ATM's organisers, exhibitors and visitors unanimously agree that the 2007 event topped last year's edition on all levels...but of course, there is still room for improvement.
Opinions may vary on how successful the 2007 installment of Arabian Travel Market (ATM) proved for delegates, but most concur the event was an improvement on the 2006 edition and more importantly, proved the growth potential and the professional approach of the Middle East's travel and tourism industry.
"International visitors said this region is growing so fast and we were proving that at ATM in a very professional way," said Mark Walsh, incoming group exhibitions director - overseas events for Reed Travel Exhibitions (RTE) who was responsible for organising ATM for the first time this year.
"It was certainly one of the most spectacular shows I have ever seen in terms of quality of design."
Stands such as the Emirates Groups' giant globe, which stood 9.5-metres high and boasted a 484m² footprint impressed the crowds, as did Dubailand's life-size dinosaur.
But while the stands created interest and intrigue the layout of the exhibition once again failed to please everyone.
Everyone agreed that the real estate component was well controlled - confined to one area and featuring tourism-related projects only - but the North African and Middle East exhibitors were somewhat disappointed with their lot.
They felt isolated in halls 10 and 11, on the opposite side of the concourse to the remainder of the exhibition and furthest away from their colleagues, the UAE, in hall 1 (Za'abeel Hall).
"That hall (10 and 11) is a problem in terms of getting traffic flow going through," conceded Walsh.
"People have questioned why the Middle East and the UAE were not together and that's something we have to look at. We have to understand the sensitivity of the cultural connection [between the Middle East and UAE exhibitors]."
Walsh also revealed that RTE planned to review the times and the days that the exhibition was open to consumers.
"I agree that the Thursday long day (10am-9pm) may have been confusing to the consumer and needs to be re-assessed," he said.
"We may stick to the trade on Thursday and make Friday a consumer day as the end-user is of paramount importance to the exhibitiors."

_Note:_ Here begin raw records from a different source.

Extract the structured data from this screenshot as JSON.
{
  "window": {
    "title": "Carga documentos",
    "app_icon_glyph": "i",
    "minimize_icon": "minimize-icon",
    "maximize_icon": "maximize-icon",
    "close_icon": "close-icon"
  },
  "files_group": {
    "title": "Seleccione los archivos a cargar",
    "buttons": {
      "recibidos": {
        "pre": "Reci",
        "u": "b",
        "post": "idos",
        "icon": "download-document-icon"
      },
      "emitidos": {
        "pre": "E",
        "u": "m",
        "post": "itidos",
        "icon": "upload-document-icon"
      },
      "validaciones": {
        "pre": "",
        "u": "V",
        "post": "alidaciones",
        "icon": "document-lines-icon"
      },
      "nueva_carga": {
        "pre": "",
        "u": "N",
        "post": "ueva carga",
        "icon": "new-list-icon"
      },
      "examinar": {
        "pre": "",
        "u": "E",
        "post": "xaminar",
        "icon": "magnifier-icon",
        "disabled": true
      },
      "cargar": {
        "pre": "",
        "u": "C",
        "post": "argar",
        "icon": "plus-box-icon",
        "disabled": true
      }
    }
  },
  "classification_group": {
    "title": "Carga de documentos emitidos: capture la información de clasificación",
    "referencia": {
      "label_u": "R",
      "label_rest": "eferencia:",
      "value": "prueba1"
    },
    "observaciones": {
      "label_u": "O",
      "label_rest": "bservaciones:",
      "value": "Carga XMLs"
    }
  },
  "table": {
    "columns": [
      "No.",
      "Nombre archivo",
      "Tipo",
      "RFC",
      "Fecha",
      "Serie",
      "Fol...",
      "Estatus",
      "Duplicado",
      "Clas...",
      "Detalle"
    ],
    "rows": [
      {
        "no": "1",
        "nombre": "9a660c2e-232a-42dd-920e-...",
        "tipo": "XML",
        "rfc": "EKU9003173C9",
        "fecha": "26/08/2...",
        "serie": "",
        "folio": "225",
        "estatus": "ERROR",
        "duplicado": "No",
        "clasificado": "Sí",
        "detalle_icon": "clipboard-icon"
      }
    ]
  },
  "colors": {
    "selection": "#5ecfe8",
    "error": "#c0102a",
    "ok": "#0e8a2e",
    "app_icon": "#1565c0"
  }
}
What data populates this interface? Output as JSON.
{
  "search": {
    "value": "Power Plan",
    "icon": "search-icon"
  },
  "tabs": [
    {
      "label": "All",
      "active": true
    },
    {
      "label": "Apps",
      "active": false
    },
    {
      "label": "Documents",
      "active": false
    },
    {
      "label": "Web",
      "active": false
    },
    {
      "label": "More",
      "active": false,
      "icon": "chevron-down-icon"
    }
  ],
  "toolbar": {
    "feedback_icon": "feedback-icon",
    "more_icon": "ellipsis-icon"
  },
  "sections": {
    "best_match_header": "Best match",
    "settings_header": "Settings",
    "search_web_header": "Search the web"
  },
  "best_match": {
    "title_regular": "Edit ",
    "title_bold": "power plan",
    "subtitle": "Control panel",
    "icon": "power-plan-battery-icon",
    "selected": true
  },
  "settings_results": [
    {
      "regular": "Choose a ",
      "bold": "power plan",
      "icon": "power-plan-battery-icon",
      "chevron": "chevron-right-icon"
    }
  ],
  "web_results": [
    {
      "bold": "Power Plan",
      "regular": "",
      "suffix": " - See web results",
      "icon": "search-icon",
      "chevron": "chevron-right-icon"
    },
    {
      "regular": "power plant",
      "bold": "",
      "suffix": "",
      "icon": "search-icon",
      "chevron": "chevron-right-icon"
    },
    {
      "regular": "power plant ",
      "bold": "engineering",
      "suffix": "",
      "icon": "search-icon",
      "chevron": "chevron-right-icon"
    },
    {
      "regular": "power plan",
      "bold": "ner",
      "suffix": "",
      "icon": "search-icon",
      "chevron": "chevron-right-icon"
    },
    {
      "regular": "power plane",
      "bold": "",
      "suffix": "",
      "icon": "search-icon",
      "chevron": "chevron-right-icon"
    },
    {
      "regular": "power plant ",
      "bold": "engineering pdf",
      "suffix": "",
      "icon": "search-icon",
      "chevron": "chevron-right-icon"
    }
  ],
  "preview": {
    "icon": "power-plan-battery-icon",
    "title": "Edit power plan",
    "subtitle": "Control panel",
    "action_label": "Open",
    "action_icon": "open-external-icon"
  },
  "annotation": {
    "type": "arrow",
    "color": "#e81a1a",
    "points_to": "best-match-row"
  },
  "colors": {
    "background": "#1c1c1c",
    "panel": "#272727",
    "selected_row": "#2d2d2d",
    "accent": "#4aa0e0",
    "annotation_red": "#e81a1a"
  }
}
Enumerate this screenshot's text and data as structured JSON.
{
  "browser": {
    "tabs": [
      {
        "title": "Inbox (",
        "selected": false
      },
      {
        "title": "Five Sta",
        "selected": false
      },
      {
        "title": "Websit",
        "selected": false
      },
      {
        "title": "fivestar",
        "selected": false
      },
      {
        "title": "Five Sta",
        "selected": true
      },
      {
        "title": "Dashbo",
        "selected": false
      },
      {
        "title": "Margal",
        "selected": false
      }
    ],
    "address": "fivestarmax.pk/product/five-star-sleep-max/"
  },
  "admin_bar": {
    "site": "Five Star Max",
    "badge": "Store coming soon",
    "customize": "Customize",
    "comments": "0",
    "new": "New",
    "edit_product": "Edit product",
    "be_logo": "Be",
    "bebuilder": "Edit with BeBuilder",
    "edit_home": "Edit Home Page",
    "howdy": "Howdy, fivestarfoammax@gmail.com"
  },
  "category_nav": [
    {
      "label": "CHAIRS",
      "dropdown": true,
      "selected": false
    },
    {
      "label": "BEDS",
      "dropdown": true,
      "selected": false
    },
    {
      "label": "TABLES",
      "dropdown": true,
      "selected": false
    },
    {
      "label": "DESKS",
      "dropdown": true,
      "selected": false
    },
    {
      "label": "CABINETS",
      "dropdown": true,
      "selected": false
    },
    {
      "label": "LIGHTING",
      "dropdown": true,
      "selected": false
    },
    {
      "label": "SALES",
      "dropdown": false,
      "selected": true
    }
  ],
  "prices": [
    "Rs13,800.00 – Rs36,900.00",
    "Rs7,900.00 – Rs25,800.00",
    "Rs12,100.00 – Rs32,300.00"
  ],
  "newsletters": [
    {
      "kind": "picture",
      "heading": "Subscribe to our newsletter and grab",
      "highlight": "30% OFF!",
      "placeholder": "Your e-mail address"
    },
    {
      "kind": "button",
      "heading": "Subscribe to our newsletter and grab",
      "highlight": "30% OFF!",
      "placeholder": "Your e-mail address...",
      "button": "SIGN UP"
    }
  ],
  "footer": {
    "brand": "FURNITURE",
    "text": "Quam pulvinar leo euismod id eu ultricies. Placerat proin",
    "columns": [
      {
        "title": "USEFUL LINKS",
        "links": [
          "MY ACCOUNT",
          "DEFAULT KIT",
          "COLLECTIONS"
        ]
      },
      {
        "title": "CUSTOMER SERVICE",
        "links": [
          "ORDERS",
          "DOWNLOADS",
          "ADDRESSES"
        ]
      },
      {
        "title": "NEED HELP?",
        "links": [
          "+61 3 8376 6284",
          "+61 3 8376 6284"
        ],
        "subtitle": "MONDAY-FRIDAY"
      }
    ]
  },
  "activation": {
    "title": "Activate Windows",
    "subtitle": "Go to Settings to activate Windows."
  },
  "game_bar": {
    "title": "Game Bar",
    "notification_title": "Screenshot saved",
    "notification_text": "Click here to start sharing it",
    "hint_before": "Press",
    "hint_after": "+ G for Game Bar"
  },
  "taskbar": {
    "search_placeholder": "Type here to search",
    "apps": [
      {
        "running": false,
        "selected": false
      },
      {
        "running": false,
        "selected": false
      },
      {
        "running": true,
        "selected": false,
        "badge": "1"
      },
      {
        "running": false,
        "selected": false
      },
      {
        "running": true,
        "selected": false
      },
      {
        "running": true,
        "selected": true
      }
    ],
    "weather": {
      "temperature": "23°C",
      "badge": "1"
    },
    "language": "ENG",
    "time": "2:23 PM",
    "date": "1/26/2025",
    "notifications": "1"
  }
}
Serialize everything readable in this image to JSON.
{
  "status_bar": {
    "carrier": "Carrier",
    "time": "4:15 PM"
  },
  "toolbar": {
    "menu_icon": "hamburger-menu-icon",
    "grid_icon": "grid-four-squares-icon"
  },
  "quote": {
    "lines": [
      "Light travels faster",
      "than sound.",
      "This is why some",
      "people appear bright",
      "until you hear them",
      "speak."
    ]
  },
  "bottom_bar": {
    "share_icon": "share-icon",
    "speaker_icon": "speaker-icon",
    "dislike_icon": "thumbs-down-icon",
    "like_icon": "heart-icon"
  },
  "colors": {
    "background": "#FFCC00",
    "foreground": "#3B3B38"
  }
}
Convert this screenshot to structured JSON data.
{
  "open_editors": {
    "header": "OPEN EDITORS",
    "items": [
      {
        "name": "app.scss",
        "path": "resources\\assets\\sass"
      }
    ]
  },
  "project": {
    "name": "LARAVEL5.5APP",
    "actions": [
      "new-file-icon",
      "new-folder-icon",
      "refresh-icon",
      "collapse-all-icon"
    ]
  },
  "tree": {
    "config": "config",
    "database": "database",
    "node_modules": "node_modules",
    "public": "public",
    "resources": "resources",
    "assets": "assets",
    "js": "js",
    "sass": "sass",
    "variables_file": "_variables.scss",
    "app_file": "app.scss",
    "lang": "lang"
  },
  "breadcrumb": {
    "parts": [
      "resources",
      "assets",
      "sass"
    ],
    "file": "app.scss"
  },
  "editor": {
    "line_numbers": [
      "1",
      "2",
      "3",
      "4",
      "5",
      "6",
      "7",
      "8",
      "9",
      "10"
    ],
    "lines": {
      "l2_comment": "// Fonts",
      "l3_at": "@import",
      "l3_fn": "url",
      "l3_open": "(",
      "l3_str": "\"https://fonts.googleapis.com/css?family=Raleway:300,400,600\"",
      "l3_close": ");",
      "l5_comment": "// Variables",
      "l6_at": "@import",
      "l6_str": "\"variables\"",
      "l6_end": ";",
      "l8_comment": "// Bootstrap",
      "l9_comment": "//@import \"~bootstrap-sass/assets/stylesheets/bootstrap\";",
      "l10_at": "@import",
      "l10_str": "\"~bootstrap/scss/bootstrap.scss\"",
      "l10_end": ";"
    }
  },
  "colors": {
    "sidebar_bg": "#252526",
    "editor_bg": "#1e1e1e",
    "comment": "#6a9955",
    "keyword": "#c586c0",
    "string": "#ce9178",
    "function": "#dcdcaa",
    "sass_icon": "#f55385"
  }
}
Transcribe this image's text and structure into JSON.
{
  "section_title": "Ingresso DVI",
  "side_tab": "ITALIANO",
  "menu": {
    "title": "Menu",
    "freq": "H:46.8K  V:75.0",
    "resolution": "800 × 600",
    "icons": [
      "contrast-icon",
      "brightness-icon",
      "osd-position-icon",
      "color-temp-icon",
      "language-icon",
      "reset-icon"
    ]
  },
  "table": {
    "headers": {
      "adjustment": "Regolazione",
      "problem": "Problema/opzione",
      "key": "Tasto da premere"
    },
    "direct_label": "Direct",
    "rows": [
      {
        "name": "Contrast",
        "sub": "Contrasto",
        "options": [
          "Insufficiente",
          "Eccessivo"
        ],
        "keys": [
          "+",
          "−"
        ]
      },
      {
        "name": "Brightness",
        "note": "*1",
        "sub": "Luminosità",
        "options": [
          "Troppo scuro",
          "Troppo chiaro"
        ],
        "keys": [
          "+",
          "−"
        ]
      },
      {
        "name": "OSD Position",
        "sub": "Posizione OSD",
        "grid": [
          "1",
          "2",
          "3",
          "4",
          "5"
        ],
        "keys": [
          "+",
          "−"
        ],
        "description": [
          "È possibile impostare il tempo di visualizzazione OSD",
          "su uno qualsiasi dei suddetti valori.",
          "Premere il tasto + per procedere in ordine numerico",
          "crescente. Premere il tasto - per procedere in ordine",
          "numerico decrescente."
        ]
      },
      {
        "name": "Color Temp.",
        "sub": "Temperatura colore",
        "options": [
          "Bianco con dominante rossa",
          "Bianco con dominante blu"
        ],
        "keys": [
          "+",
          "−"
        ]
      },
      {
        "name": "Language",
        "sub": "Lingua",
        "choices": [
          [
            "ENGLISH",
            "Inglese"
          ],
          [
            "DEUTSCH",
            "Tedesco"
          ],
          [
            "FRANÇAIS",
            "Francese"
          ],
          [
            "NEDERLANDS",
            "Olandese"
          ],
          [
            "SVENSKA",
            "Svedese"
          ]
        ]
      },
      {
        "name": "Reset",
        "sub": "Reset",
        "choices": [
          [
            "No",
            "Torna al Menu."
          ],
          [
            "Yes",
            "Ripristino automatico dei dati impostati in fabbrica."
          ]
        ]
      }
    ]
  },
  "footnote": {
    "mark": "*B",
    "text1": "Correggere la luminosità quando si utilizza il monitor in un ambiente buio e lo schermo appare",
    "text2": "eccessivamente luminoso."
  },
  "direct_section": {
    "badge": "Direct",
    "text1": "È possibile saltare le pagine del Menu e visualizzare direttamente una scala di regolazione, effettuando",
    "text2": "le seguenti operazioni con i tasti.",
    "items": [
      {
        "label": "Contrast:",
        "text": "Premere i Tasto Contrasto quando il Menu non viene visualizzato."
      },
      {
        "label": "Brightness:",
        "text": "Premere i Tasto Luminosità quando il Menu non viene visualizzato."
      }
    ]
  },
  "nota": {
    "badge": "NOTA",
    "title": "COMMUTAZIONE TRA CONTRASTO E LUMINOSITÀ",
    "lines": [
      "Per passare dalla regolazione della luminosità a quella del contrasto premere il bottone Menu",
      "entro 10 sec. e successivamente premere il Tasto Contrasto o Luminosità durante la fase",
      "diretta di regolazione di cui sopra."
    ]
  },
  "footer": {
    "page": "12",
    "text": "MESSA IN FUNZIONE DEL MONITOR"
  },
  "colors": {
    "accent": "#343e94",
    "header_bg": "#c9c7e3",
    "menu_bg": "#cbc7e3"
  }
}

These are just some of the issues to be discussed with exhibitors as Walsh and his team begin to de-brief. RTE plans to put together a panel of top buyers and exhibitors involved in ATM to consult with them on improvements and in addition, questionnaires will be sent out to every delegate that attended the 2007 installment.
At time of press, no audited visitor numbers had been revealed, but Walsh confirmed that attendance was up 8.2% on last year. Preliminary statistics reveal a 10.4% increase in overseas visitors and a 5.3% hike in local visitors.
"But it's not just about numbers; most exhibitors said they really noticed an improvement in the quality of buyers attending ATM this year," said Walsh.
He noted that 370 main stand holders and more than 2000 stand sharers took part in ATM 2007 compared to 330 and 1750 in 2006. They occupied 24,600m², up 24% on last year.
Tom Nutley, chairman, RTE, said the aim was to fill every hall at the Dubai World Trade Centre (DWTC) next year and that further growth would be attainable once ATM moved to Dubai Exhibition World in Jebel Ali in 2010.For all the latest travel news from the UAE and Gulf countries, follow us on Twitter and Linkedin, like us on Facebook and subscribe to our YouTube page, which is updated daily.